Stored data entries
+---+

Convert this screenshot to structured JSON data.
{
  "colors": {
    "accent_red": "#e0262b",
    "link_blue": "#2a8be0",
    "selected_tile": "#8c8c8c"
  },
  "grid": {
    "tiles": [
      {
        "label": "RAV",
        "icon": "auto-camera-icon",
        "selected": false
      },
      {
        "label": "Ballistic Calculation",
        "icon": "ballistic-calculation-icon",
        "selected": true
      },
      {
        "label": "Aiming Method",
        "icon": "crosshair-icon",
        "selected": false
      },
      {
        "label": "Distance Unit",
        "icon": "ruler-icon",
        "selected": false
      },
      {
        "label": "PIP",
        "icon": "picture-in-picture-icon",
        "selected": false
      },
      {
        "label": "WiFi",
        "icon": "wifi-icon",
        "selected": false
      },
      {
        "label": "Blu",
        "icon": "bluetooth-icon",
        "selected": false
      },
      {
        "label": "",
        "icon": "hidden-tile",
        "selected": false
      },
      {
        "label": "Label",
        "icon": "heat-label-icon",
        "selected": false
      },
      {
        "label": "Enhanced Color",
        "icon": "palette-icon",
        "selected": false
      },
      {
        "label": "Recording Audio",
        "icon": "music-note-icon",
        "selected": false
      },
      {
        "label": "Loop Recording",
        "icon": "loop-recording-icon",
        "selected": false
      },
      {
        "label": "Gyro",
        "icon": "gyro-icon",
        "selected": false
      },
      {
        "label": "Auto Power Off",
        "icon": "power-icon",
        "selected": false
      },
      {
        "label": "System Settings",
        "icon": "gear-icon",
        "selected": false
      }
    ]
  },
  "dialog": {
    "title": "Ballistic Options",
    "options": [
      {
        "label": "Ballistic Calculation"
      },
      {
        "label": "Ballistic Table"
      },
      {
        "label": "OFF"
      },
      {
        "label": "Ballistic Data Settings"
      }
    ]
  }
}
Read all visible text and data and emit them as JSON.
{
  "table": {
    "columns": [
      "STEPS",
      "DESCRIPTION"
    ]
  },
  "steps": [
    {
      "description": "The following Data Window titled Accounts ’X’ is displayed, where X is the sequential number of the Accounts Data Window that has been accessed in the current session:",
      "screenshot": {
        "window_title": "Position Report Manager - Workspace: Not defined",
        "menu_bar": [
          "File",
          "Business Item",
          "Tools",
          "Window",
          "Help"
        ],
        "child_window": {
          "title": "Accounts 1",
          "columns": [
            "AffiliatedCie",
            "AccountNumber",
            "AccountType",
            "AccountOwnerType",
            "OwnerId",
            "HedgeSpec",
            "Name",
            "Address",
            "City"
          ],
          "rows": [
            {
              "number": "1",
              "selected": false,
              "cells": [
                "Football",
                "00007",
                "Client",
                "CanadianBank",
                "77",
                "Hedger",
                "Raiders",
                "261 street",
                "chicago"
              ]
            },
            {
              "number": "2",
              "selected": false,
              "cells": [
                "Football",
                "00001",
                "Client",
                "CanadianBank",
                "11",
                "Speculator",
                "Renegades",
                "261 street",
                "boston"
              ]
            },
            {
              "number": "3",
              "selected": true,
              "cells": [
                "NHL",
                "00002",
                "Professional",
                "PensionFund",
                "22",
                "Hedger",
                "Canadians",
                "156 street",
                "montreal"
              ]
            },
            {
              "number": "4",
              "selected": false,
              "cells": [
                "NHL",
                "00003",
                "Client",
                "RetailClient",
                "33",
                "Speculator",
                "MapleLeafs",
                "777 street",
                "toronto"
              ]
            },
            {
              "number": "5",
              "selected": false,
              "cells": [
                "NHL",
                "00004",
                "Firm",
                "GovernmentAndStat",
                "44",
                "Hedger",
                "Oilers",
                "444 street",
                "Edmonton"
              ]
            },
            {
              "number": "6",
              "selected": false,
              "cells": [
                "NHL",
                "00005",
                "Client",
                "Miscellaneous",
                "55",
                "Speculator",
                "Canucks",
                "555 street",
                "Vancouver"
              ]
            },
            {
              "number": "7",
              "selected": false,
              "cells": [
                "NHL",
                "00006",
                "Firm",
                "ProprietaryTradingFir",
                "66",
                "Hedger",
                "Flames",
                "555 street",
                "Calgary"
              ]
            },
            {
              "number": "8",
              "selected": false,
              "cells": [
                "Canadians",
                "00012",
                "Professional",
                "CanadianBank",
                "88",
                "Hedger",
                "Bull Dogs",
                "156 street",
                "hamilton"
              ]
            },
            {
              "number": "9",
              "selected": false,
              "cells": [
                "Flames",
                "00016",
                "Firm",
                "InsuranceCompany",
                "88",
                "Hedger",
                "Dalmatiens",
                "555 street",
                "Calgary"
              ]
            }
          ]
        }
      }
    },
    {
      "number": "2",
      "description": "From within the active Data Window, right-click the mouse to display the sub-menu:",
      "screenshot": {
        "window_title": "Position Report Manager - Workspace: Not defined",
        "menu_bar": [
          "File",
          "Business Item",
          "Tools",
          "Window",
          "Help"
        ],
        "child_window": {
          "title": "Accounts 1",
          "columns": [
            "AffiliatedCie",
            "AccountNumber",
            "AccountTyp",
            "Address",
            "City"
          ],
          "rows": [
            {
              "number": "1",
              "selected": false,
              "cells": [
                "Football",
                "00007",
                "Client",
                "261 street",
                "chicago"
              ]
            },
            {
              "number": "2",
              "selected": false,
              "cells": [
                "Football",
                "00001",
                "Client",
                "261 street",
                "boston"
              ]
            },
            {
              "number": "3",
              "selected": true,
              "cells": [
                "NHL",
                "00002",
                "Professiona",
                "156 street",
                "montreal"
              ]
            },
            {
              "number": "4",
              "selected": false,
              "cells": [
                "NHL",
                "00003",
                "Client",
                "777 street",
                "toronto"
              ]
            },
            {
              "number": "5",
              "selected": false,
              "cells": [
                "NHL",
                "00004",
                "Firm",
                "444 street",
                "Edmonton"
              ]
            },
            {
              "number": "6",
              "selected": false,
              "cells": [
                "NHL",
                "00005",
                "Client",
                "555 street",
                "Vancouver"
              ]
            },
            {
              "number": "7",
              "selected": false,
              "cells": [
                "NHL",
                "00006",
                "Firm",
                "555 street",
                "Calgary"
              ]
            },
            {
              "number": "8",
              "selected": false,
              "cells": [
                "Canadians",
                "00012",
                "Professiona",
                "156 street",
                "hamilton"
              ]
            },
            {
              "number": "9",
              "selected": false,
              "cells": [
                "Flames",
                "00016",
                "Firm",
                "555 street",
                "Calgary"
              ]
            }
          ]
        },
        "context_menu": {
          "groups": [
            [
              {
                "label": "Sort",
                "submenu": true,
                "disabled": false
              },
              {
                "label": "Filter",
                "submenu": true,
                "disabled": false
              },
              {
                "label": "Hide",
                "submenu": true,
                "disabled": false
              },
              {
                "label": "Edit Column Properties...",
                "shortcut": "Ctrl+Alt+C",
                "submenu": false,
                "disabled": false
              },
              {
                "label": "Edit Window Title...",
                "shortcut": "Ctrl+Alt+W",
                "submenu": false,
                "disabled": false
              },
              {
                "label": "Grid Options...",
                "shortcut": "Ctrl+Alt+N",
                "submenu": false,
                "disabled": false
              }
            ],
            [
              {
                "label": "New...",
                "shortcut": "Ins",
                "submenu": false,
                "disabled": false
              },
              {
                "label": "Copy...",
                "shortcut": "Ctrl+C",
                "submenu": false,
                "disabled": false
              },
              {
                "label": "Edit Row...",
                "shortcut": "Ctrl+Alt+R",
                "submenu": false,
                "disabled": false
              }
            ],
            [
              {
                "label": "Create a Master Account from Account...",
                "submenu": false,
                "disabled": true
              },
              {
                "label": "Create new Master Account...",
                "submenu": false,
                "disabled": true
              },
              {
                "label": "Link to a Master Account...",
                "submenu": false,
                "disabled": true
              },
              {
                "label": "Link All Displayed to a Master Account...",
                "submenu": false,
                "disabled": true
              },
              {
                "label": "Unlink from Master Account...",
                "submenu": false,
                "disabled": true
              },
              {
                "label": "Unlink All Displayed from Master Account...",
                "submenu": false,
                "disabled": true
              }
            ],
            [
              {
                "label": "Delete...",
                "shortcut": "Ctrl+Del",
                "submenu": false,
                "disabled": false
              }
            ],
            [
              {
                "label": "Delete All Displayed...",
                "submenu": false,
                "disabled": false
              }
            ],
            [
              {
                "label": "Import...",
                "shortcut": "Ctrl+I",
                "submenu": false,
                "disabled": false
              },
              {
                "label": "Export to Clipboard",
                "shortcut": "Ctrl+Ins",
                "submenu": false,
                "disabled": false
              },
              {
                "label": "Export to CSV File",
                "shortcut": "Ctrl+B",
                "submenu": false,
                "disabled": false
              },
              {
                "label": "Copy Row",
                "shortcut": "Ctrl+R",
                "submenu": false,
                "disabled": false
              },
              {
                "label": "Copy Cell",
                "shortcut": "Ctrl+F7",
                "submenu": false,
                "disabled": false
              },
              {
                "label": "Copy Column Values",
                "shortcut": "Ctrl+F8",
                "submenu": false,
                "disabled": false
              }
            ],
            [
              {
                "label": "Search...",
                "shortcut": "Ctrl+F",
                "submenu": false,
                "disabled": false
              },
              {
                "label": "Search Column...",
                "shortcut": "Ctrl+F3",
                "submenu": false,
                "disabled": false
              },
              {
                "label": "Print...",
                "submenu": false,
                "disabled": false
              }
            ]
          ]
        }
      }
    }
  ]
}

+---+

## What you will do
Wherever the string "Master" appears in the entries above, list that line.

## Response to this task
                "label": "Create a Master Account from Account...",
                "label": "Create new Master Account...",
                "label": "Link to a Master Account...",
                "label": "Link All Displayed to a Master Account...",
                "label": "Unlink from Master Account...",
                "label": "Unlink All Displayed from Master Account...",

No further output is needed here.